**REQUIRED ACTION:** Sort through the entries below and pull out lines containing the word "with".

Excerpts from an interface dataset
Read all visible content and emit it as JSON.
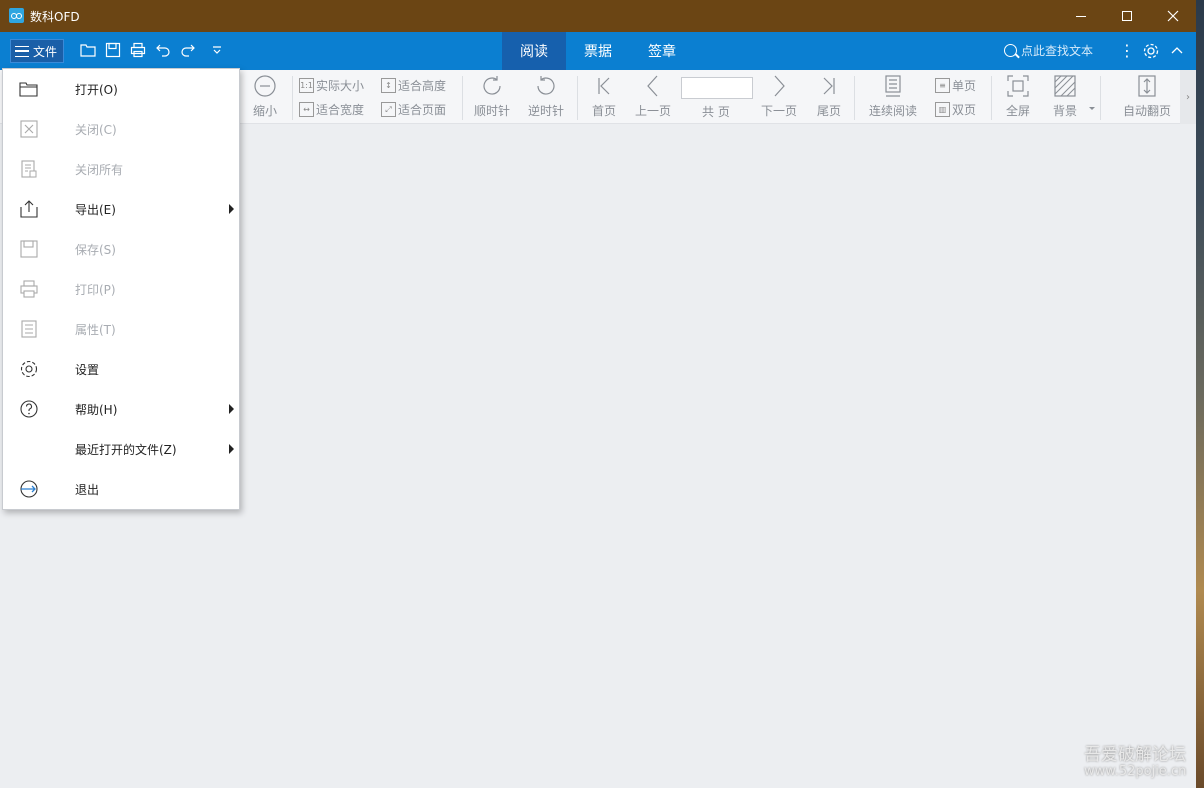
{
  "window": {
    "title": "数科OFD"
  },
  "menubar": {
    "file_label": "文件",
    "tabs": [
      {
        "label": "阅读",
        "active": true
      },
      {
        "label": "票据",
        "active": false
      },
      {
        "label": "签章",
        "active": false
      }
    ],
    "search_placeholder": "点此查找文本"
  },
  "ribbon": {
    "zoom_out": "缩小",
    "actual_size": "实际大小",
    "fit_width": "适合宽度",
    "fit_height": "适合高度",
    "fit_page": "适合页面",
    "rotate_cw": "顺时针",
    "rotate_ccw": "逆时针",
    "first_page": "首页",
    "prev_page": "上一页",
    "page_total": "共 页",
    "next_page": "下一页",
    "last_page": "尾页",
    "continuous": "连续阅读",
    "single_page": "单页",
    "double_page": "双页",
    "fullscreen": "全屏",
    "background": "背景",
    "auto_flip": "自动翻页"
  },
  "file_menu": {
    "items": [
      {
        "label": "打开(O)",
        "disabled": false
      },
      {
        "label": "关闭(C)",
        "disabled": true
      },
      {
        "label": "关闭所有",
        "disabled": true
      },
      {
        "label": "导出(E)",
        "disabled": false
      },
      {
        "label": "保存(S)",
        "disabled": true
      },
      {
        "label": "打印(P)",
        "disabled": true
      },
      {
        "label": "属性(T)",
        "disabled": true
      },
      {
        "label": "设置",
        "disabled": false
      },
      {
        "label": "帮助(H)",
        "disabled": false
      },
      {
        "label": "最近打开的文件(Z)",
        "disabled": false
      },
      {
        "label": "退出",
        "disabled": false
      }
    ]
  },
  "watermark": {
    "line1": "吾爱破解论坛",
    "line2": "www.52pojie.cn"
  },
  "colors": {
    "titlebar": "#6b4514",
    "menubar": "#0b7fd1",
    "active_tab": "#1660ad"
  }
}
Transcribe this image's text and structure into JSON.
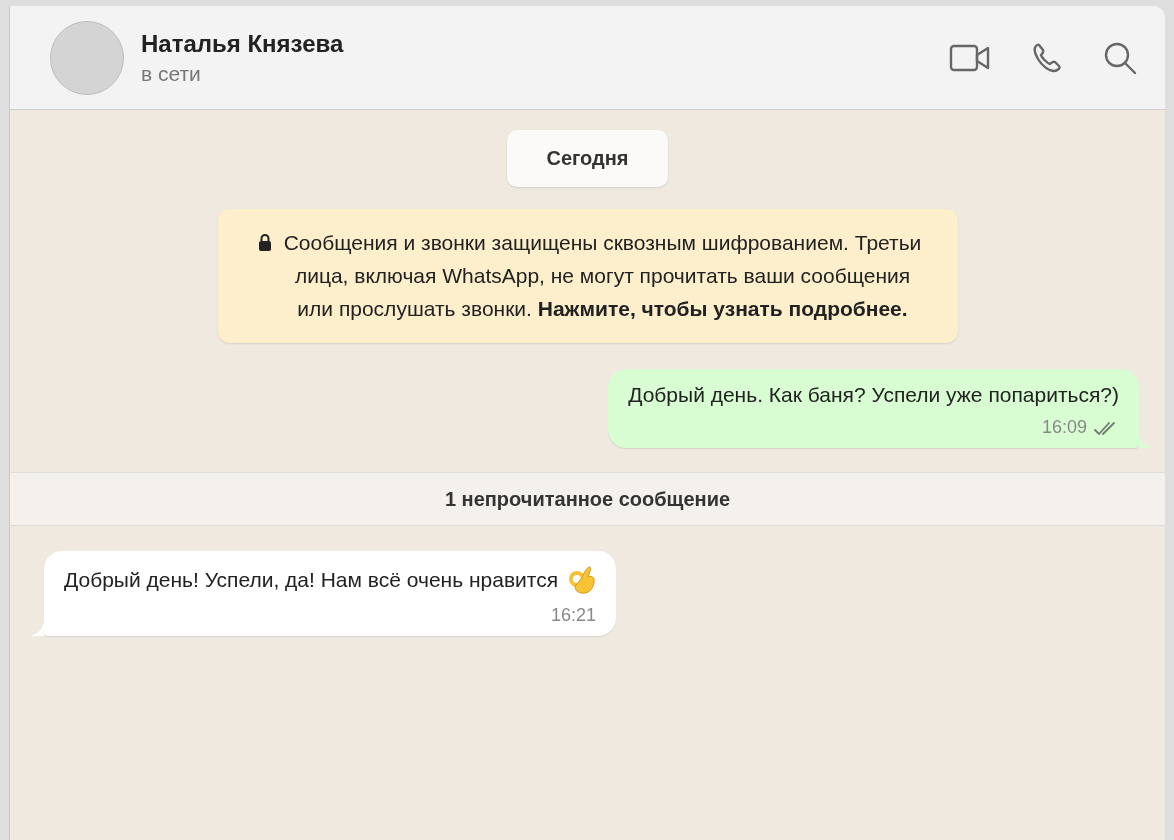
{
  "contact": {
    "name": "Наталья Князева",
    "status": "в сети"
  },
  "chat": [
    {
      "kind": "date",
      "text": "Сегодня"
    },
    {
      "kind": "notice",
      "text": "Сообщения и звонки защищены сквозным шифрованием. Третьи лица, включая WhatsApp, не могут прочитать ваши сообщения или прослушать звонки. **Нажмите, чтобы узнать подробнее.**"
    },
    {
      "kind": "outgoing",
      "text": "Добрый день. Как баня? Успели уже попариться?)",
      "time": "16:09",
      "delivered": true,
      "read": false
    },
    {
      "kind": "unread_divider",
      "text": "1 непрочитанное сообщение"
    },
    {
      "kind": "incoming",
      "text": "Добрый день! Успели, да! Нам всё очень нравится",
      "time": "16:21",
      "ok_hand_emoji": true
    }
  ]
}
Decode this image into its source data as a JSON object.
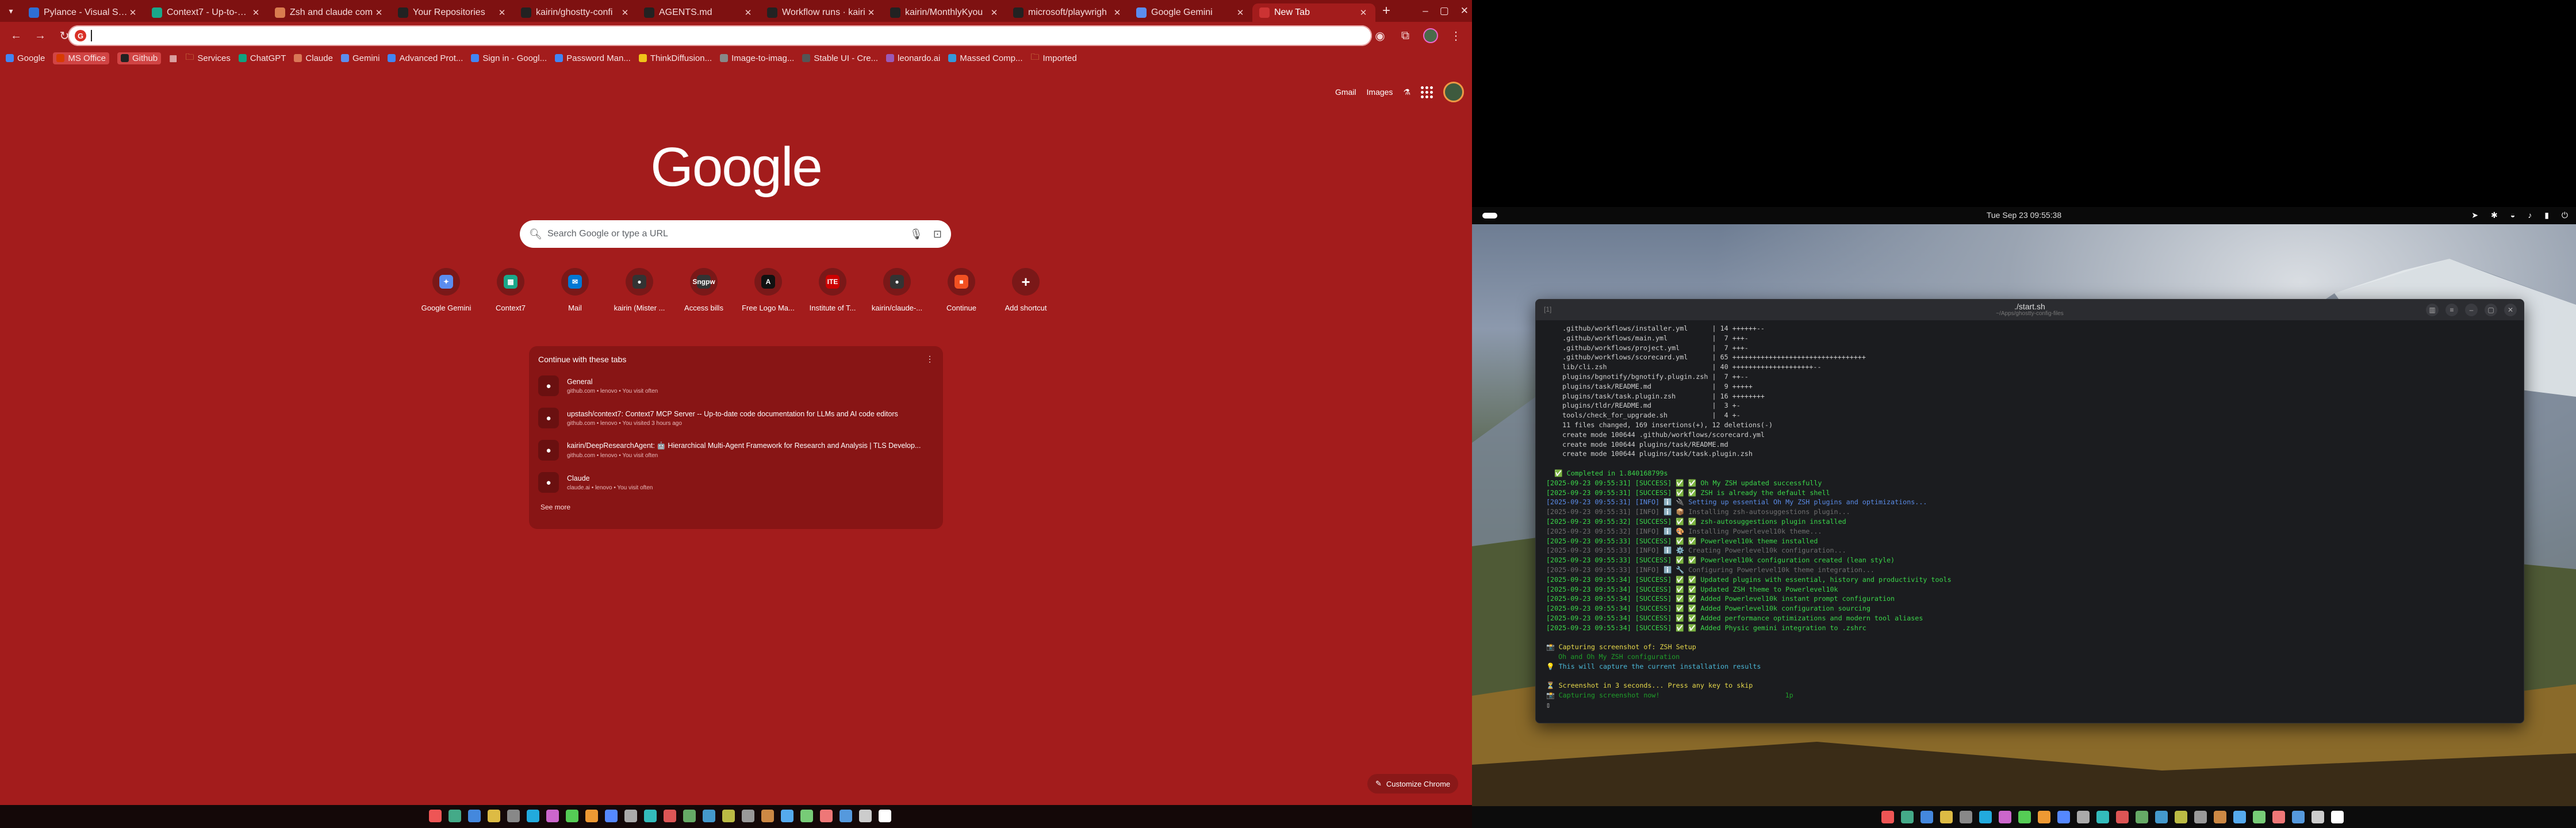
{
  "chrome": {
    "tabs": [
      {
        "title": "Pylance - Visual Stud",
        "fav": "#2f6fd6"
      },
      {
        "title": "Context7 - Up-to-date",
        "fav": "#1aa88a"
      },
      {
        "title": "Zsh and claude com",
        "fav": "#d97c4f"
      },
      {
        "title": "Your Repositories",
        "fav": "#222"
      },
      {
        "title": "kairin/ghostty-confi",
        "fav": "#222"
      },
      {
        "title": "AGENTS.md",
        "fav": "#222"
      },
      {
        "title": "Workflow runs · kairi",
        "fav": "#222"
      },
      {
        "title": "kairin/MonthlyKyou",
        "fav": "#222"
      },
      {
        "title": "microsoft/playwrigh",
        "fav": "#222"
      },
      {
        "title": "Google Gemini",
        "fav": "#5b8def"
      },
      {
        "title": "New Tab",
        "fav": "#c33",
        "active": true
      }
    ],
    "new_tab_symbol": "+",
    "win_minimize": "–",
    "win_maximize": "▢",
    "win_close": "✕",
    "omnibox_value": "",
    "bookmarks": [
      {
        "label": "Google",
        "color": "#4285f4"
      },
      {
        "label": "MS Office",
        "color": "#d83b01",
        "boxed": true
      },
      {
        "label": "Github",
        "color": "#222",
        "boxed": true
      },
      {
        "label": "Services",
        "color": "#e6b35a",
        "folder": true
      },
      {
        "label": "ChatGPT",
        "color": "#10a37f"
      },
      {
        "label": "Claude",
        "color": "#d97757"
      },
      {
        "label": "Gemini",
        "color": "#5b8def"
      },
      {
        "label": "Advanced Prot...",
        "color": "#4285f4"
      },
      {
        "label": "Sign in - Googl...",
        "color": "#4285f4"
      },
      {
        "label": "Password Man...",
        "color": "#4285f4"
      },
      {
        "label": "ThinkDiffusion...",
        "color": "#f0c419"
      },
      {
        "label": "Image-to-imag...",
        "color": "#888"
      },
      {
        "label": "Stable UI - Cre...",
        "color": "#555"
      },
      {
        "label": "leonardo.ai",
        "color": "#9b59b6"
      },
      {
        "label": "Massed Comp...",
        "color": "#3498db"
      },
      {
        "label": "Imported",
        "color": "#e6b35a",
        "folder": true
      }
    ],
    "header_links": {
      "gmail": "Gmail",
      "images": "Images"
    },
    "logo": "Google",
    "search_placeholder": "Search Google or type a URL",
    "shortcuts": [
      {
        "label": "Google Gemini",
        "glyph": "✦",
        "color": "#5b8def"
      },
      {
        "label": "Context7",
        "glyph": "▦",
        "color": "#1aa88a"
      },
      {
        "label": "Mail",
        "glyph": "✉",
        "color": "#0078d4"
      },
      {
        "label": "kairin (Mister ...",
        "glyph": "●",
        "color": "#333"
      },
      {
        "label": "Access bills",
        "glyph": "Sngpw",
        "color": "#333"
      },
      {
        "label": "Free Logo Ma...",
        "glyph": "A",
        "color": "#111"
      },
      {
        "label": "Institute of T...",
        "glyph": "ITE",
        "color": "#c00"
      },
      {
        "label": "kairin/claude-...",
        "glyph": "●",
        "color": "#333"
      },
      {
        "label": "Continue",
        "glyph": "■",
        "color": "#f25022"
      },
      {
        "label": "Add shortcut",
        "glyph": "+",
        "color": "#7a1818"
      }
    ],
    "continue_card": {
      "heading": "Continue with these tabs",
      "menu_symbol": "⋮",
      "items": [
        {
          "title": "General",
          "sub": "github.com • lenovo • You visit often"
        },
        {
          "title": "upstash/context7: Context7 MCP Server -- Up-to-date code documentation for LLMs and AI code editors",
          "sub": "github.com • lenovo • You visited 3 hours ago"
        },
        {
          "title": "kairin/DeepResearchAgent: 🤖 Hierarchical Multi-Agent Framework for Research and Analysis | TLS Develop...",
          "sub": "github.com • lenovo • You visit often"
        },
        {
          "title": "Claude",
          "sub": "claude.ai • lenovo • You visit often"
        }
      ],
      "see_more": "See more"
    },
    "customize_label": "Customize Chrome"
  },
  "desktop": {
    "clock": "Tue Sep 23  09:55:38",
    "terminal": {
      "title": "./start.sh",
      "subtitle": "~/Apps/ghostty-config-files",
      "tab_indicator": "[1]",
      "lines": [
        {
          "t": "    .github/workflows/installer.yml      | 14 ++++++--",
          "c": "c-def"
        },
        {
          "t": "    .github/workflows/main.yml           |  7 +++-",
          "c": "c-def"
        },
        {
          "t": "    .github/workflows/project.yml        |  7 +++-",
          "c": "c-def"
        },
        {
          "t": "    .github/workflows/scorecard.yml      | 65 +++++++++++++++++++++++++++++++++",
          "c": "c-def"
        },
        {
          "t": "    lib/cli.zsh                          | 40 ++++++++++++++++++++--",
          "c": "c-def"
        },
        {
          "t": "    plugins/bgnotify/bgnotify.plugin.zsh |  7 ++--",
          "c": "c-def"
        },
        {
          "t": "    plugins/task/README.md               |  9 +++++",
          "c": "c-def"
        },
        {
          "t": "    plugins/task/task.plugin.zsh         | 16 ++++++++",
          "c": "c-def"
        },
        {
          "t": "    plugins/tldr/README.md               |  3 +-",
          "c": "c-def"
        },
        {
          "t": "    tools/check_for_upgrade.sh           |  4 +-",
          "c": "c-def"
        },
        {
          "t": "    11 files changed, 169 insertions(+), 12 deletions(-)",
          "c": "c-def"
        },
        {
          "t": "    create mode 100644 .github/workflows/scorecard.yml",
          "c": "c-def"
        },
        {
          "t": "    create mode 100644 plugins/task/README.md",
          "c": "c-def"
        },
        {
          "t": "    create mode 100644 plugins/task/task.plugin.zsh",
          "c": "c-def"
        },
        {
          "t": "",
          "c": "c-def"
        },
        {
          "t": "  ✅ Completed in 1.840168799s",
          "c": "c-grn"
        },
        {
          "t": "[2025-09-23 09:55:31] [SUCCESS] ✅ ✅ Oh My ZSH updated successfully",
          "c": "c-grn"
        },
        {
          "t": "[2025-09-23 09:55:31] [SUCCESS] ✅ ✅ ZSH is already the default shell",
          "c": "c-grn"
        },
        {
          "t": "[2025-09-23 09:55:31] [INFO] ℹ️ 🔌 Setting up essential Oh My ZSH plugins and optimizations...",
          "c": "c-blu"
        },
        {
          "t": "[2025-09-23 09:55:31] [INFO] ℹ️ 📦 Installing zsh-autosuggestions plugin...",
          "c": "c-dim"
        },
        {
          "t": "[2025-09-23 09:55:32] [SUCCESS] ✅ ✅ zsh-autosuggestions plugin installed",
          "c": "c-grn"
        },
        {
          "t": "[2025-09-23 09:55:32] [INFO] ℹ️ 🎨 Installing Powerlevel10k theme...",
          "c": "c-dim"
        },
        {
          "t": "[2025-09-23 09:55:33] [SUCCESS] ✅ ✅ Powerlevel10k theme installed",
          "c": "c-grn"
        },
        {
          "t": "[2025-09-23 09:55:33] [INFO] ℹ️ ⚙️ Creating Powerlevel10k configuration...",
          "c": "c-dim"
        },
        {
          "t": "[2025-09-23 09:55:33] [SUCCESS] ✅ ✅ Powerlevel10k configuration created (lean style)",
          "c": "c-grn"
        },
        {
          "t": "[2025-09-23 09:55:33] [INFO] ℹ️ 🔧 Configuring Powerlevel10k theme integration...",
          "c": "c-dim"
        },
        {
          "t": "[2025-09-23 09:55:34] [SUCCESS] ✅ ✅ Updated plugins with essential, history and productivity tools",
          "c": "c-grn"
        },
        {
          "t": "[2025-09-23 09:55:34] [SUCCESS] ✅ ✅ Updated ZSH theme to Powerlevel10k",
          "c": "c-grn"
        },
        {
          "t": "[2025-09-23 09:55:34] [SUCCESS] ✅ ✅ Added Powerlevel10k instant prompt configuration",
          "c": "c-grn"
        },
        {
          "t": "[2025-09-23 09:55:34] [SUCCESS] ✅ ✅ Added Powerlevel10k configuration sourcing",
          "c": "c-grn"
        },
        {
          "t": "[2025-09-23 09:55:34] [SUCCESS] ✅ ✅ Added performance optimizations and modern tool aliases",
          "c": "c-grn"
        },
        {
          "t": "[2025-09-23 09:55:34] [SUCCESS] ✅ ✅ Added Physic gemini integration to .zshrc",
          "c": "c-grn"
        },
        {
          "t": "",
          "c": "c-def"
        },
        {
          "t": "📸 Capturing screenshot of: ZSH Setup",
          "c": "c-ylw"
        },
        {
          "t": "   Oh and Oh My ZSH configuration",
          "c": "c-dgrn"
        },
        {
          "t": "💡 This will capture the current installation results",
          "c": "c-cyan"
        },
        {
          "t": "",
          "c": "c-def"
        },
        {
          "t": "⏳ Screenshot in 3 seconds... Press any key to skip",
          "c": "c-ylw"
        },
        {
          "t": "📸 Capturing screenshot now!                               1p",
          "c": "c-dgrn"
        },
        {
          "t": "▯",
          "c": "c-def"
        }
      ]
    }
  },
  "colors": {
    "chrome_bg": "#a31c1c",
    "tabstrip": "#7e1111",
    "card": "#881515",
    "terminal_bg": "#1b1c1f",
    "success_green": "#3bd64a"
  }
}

**SOLVED PROBLEM:**
      "heading": "Continue with these tabs",
          "t": "[2025-09-23 09:55:34] [SUCCESS] ✅ ✅ Updated plugins with essential, history and productivity tools",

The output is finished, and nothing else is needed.